Union Membership Continues Decline; Now At Lowest Level Since 1930s
The Bureau of Labor Statistics says union membership continues to decline in the United States.
In 2012, American Union membership rate dropped to 11.3 percent from 11.8 percent in 2011. As The Washington Post reports, that's the lowest level since the 1930s.
The BLS says that in 1983, the first year comparable data was available, the union membership rate was at 20.1 percent.
The Post adds:
"Total membership fell by about 400,000 workers to 14.4 million. More than half the loss — about 234,000 — came from government workers including teachers, firefighters and public administrators.
"The losses add another blow to a labor movement already stretched thin by fighting efforts in states like Wisconsin, Indiana and Michigan to curb bargaining rights and weaken union clout.
"But unions also saw losses in the private sector, even as the economy expanded modestly."
In a statement, Richard Trumka, the president of the AFL-CIO aknowledged the decline saying the "sad truth" is that nowadays it is harder for the working class to have a "voice on the job."
"Collective action through unions remains the single best way for working people to effect change," Trumka went on. "But our still-struggling economy, weak laws and political as well as ideological assaults have taken a toll on union membership, and in the process have also imperiled economic security and good, middle class jobs."
The Los Angeles Times reports that the drop in union membership comes at a critical time: Wal-Mart and other companies have begun talking about bringing manufacturing jobs back to the United States.
The Times continues:
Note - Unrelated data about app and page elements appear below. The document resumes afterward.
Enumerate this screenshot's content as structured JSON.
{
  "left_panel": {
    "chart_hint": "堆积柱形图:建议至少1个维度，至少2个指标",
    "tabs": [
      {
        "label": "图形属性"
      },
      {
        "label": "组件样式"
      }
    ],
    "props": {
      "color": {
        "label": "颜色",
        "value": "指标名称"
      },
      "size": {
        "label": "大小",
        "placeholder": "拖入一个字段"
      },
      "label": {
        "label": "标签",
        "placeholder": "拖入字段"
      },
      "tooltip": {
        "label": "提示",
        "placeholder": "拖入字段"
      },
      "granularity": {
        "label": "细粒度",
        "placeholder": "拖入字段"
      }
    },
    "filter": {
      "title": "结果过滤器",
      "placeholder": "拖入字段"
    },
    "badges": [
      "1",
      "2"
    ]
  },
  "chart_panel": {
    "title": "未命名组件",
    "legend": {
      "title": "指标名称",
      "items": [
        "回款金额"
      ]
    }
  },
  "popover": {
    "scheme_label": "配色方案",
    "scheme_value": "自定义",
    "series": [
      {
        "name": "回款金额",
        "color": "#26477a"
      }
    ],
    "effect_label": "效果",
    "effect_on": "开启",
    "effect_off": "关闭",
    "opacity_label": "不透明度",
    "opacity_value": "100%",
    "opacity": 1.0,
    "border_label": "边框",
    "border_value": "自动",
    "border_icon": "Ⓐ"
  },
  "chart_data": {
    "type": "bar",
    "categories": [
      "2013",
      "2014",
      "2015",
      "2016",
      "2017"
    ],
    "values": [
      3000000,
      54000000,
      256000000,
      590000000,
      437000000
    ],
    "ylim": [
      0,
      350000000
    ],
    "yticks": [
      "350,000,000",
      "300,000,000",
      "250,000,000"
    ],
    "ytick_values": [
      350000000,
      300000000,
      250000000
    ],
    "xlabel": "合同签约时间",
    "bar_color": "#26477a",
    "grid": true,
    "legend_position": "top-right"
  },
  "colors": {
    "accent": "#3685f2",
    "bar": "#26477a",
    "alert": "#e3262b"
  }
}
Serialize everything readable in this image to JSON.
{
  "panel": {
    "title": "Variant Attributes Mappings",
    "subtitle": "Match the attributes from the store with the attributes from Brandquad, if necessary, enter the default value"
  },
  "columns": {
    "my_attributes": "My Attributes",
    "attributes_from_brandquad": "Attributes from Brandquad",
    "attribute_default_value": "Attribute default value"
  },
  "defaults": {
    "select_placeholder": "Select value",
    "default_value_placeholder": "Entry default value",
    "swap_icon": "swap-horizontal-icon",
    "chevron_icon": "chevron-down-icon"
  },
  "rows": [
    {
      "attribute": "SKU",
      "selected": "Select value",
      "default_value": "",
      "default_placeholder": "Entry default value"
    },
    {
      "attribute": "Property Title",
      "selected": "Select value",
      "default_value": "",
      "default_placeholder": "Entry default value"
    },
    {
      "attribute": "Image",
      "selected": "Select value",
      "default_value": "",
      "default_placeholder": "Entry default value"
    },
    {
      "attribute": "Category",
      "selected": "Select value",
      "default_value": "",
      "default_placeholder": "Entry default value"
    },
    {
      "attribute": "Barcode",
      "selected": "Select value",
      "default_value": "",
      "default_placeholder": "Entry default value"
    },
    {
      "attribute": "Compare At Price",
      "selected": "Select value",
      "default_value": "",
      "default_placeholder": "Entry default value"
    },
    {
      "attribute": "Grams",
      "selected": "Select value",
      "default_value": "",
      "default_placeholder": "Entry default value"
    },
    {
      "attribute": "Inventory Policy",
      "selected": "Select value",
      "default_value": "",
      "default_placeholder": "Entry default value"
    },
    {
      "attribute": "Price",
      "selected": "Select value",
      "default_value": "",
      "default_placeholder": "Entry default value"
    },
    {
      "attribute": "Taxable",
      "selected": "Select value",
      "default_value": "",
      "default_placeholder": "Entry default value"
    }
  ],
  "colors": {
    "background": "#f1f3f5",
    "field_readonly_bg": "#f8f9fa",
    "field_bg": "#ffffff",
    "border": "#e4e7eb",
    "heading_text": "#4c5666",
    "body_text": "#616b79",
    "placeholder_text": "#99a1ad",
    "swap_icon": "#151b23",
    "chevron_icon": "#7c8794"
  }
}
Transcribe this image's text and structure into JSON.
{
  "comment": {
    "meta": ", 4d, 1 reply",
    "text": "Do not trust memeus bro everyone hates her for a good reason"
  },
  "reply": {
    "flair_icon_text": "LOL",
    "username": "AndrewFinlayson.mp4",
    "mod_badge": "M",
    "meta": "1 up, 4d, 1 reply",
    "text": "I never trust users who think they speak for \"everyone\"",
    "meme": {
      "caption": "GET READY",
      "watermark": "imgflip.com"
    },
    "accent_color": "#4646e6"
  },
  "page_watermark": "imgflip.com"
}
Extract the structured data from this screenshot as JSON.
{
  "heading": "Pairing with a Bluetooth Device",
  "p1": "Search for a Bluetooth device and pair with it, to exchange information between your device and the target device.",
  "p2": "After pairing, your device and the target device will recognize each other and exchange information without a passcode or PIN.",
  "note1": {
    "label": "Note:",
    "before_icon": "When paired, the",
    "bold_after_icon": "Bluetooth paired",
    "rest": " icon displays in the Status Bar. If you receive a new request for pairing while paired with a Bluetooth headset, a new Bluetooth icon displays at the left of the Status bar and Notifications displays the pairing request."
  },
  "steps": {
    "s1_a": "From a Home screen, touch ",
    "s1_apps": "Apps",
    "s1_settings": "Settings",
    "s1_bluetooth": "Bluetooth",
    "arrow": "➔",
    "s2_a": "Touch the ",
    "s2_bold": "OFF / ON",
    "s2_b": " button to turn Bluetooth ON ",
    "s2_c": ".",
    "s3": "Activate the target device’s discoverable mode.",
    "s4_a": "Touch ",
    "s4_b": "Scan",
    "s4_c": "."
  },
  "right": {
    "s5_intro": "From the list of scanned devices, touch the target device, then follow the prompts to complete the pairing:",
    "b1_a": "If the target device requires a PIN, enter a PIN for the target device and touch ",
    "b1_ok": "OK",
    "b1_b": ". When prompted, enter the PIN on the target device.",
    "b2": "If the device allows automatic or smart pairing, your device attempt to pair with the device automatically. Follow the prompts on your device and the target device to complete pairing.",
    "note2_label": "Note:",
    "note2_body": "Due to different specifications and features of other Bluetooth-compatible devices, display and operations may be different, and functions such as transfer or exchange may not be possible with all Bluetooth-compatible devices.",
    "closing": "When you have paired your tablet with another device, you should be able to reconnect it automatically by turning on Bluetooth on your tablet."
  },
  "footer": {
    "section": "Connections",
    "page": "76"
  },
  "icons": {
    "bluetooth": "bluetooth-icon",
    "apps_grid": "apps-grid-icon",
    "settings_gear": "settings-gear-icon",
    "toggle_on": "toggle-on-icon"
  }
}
"New manufacturing jobs in the United States usually are not unionized, and traditionally pay much less than traditional manufacturing jobs did. When Suarez Corp. Industries, for example, moved its manufacturing of space heaters from China to North Canton, Ohio, a company executive said employees would make $7.50 to $14 per hour. Former employees in the same facility, which made Hoover products until the plant moved to Mexico, made $20 an hour."